'Welcome Back' ominously opens the scene, synths swirling before our anti-hero arrives, meting out justice through martial beats and hyperactive arpeggios in 'Perturbator's Theme'. 'Raw Power' is the sound of a splattery shootout, 'Future Club' a glorious banger. 'War Against Machines' is self explanatory and suitably straight in evoking Fiedel's Terminator soundtracks. 'Hard Wired' seemingly captures the narrative's inevitable loveless encounter with a sexbot (a very Dave Gahan sounding one at that), before leaving the assassinated android to embark on film's main chase sequence, in the following 'She Is Young, She Is Beautiful, She Is Next' (naturally rendered in 16 bit). 'Humans Are Such Easy Prey' opens with Kent dropping his punitive serious facade for a second, allowing himself to lift a dialogue line from Michael Biehn in the Terminator before releasing the binds of an unstoppable machine.

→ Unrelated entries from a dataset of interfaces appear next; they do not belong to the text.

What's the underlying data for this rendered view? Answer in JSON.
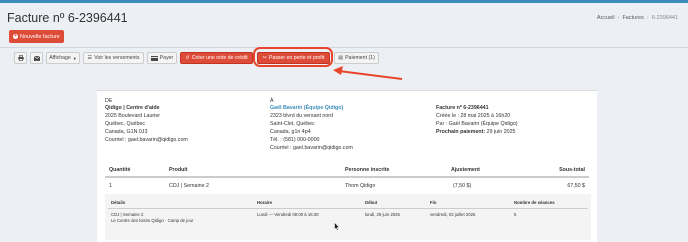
{
  "page": {
    "title": "Facture nº 6-2396441"
  },
  "breadcrumb": [
    "Accueil",
    "Factures",
    "6-2396441"
  ],
  "buttons": {
    "new_invoice": "Nouvelle facture"
  },
  "toolbar": {
    "display": "Affichage",
    "view_payments": "Voir les versements",
    "pay": "Payer",
    "credit_note": "Créer une note de crédit",
    "write_off": "Passer en perte et profit",
    "payment": "Paiement (1)"
  },
  "invoice": {
    "from": {
      "label": "DE",
      "name": "Qidigo | Centre d'aide",
      "address1": "2025 Boulevard Laurier",
      "address2": "Québec, Québec",
      "address3": "Canada, G1N 0J3",
      "email": "Courriel : gael.bavarin@qidigo.com"
    },
    "to": {
      "label": "À",
      "name": "Gaël Bavarin (Équipe Qidigo)",
      "address1": "2323 blvrd du versant nord",
      "address2": "Saint-Clet, Québec",
      "address3": "Canada, g1n 4p4",
      "phone": "Tél. : (581) 000-0000",
      "email": "Courriel : gael.bavarin@qidigo.com"
    },
    "meta": {
      "number": "Facture nº 6-2396441",
      "created": "Créée le : 28 mai 2025 à 16h20",
      "by": "Par : Gaël Bavarin (Équipe Qidigo)",
      "next_payment_label": "Prochain paiement:",
      "next_payment": "29 juin 2025"
    },
    "table": {
      "headers": {
        "qty": "Quantité",
        "product": "Produit",
        "person": "Personne inscrite",
        "adjustment": "Ajustement",
        "subtotal": "Sous-total"
      },
      "rows": [
        {
          "qty": "1",
          "product": "CDJ | Semaine 2",
          "person": "Thom Qidigo",
          "adjustment": "(7,50 $)",
          "subtotal": "67,50 $"
        }
      ]
    },
    "details": {
      "headers": {
        "details": "Détails",
        "schedule": "Horaire",
        "start": "Début",
        "end": "Fin",
        "sessions": "Nombre de séances"
      },
      "row": {
        "line1": "CDJ | Semaine 2",
        "line2": "Le Centre des loisirs Qidigo · Camp de jour",
        "schedule": "Lundi — Vendredi 09:00 à 16:30",
        "start": "lundi, 29 juin 2026",
        "end": "vendredi, 03 juillet 2026",
        "sessions": "5"
      }
    }
  },
  "colors": {
    "accent": "#3c8dbc",
    "danger": "#dd4b39",
    "annotation": "#e8452c"
  }
}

The remainder of the "soundtrack" leads us inexorably through expected genre conventions, as an infiltration ('Minuit') that goes wrong ('Satanic Rites') culminates in a second act humiliation by the villain and our hero's lowest ebb ('Complete Domination'). A plea from the not infact dead Gahan-bot ('Last Kiss') is in vain as Perturbator "does what has to be done" and faces down ZX Satan in a cataclysmic Pyrrhic victory in the 12 minute finale and title track. By the end, much like manga classic Akira, millions may be dead, but the day is won.

Unashamed power fantasies are mostly given short shrift in the music or film world in the present day, but in areas such as gaming, they're still pretty much a core component in making games work as a medium, and as a result the continual target of idiots such as MP Keith Vaz and Daily Mail parental responsibility deniers. These links to gaming culture explain a lot of what makes Dangerous Days work without descending into the murky and disreputable realm of irony, instead securing Kent a lavish release on respected metal label Blood Music.

Like the best sci-fi and fantasies, seriousness and suspension of disbelief is what makes the entire affair work, especially if your reconstruction involves thematically faithful female objectification in the form of lurid artwork of women in danger, megalomaniacs and rippling ubermensch. A cheeky ironic wink to such sleazy staples would be a cowardly arse-covering and the lowest in Thicke-esque apologism. If you're going to do it at all, do it seriously. Indeed when it comes to buying into Kent's world, if you've read this far and can't conceive of allowing yourself occasionally to take seriously the concept of a cyberpunk vigilante fighting a devil computer then you probably never will. By working to replace the musical equivalents of shoddy special effects that would instead hint he's not experiencing reality and would instead shatter the illusion, Kent as Perturbator has gone one better, and taken all steps to ensure his fantasy is believable as possible. Like Schwarzenegger, he's marooned in a chair at Rekall, having the time of his life. With no chance of being pulled back out.